When you’re doing something in the theater, take your viewers along for the ride. Think: loading in the show, flying the backdrops, rehearsing on stage, hanging lights, and spiking the stage. Show backstage crew members at work, or record quick interviews about their individual responsibilities.
7. Record Video from the Fly Loft or Catwalk
If you’re lucky enough to have a theater with a fly loft or catwalk, climb up and show the view of the stage from high above. Make sure you ask the technical director for permission — if they’re concerned about safety, ask them to record video for you.
8. Actor Instagram Takeovers
Don’t have anyone to record video? Get your actors involved! Ask them to do an Instagram takeover for the day/week. This is a fun way to give a new perspective on theater, showing rehearsals, warmups, memorization, etc. from an insider’s point of view. You might also ask the actor to do a “day in the life” to show how they balance work, family, personal obligations, and theater. When the actor is onstage, encourage them to hand off the phone to another person so they can record them in the scene. Don’t stop there — do the same thing with your director, production team, orchestra members, and backstage crew.
9. Cast and Production Team Intro Videos
Have you ever gone to the theater to see one performer that you love? Capitalize on your cast members’ personalities by filming short intro videos. Use a set of standard questions or ask them to come up with their own introductions. You can do the same with the director, orchestra members, production staff, and crew. (If they’re willing.)
10. Drop in on the Costume Shop
Costumes are one of the most delightful parts of coming to the theater. If you’re promoting a musical or play with gorgeous costumes, drop in to take a video of your costume team at work. Show them sewing clothing, making accessories, or conducting a fitting. You might also ask an actor to come along to show off their favorite costumes. (Don’t show off everything; leave plenty to the imagination so audiences have something to look forward to on opening night!) Period shows — think musicals like My Fair Lady and anything Shakespeare — work well for this type of video.
11. Do a Performer POV Video
Do you have a GoPro at your disposal? Rig up a strap and use it to capture video from the point of view of a performer. You might not be able to record audio (check your license), but it’s a fun way to switch things up. This is particularly exciting during dances, fights, and audience-facing scenes. (Even if there’s no audience, it’s fun to see the theater from an actor’s POV,)

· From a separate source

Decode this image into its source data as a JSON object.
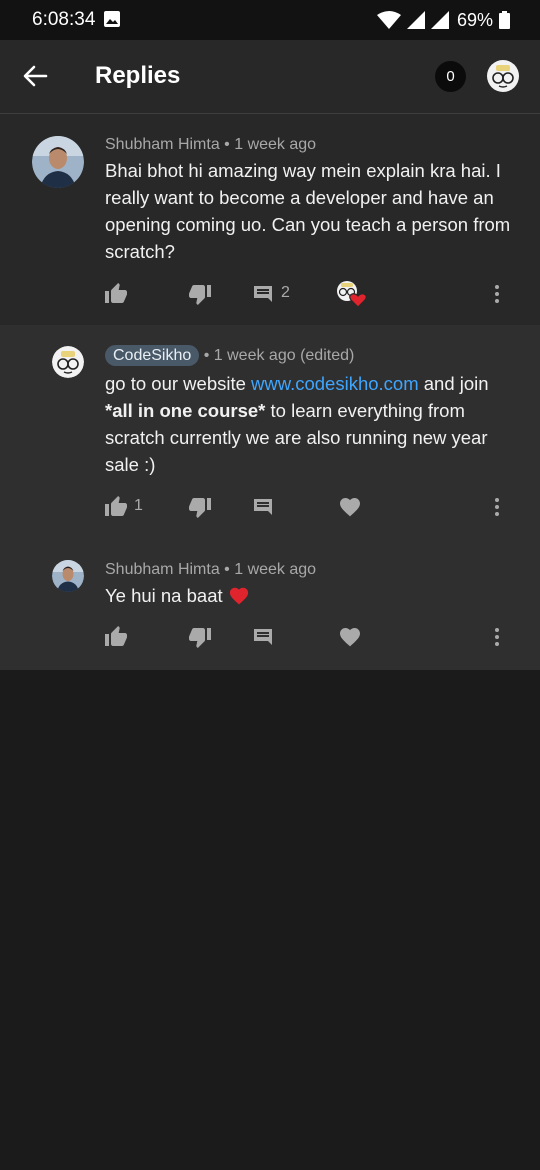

12. Tour the Orchestra Pit
The orchestra is a huge part of musical theater, but they’re not often featured in marketing videos. Give your amazing musicians the credit they’re due by including them in your videos. Tour the orchestra pit and show how it works, record a bit of rehearsal, and interview individual orchestra members. If possible, sit in on a rehearsal and take a quick clip facing the conductor. Community theaters, in particular, benefit from showing musicians — it’s a wonderful way to attract attention with familiar faces and exceptional talent.
13. Live from Opening Night
Most video platforms, including Instagram, Facebook, and YouTube, have a live video feature. Capture the energy and excitement of opening night by hosting a live video. Assign someone to visit the actors in hair and makeup, stop in at sound check, watch dancers warming up, pop backstage, say hi to the orchestra, talk to the director, and chat with the ushers. Just be careful to knock before you walk into a dressing room!
14. Film Audience Reactions
Have you ever left the theater on cloud nine? Video is a great way to bottle up that wonderful, happy energy. As audience members are leaving, ask them if you can record a quick clip with their impressions of the show. Pull them off to the side, ask a quick question, and thank them profusely. If they’re nervous, reassure them that they can have final approval over the video.
Video takes time, but it’s one of the best ways to publicize your theater productions. Have you come up with any creative ways to use video for theater marketing? Let us know, and we’ll add them to the list!